She also suggested this fact sheet and a briefing paper on afterschool evaluations.   



Thursday, March 19, 2015

Race and Afterschool: Finding the Gold Within

By Sam Piha

Sam Piha
Much of our afterschool programs are situated in low income schools, which means schools with a high number of black and brown kids. We all acknowledge the issues surrounding the achievement gap and have conveniently reframed it as the opportunity gap. We design programs to close this gap but rarely do we talk about race and the needs and lives of those same black and brown youth. 

If minority youth are to take advantage of the opportunities we offer, to what extent do they need help understanding their experience being black or brown in America? Stories like the one that came out of Ferguson, MO remind our society that something is going on that we're not talking about. We rarely talk about race in afterschool circles. 
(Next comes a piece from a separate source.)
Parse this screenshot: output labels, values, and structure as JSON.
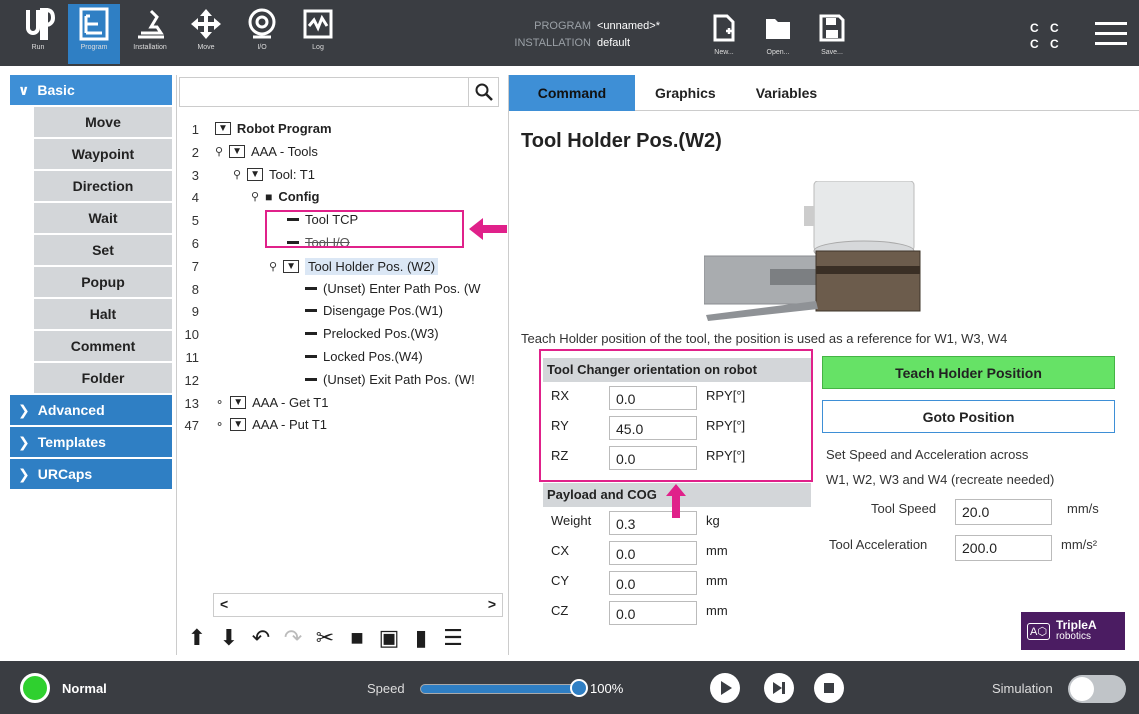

To promote a discussion, we have partnered with Karina Epperlein, the Director of Finding the Gold Within, to offer a number of screenings for the Bay Area afterschool communityFollowing the film, we will host a Q&A session with the film director and young people who are featured in the film. To view a trailer of the film, click here. (As some of you may know, Ms. Epperlein and Kwame Jerry Williams, Drummer and Storyteller featured in the film, presented at our How Kids Learn IV conference in San Francisco. Their presentation can be viewed by clicking here. The conference also featured a presentation by Dr. Shawn Ginwright on the considerations of social emotional learning when engaging youth of color. It can be viewed here. We also offer another presentation by Dr. Ginwright at the first How Kids Learn conference, which you can view here and here.) 



Finding the Gold Within is a feature film documentary that had its world premiere recently at the Mill Valley California film festival. It features a program from Akron, OH named Alchemy, Inc. This group uses drumming, mythology, and journaling to promote the healthy development of inner city African-American children and youth. 


Screenings of Finding the Gold Within will be offered at no cost to afterschool workers and advocates, as well as older youth from those programs. While there is no cost, registration is required. Screening times and registration information is below:

These screening events are sponsored by Temescal Associates, the Learning in Afterschool & Summer (LIAS) Project, and the Expanded Learning 360/365 Project. Supporters include the Oakland Unified School District; Alameda County Office of Education/Region 4; the S.D. Bechtel, Jr. Foundation; the David Brower Center; the RYSE Youth Center; and the San Francisco Department of Children, Youth, and Their Families.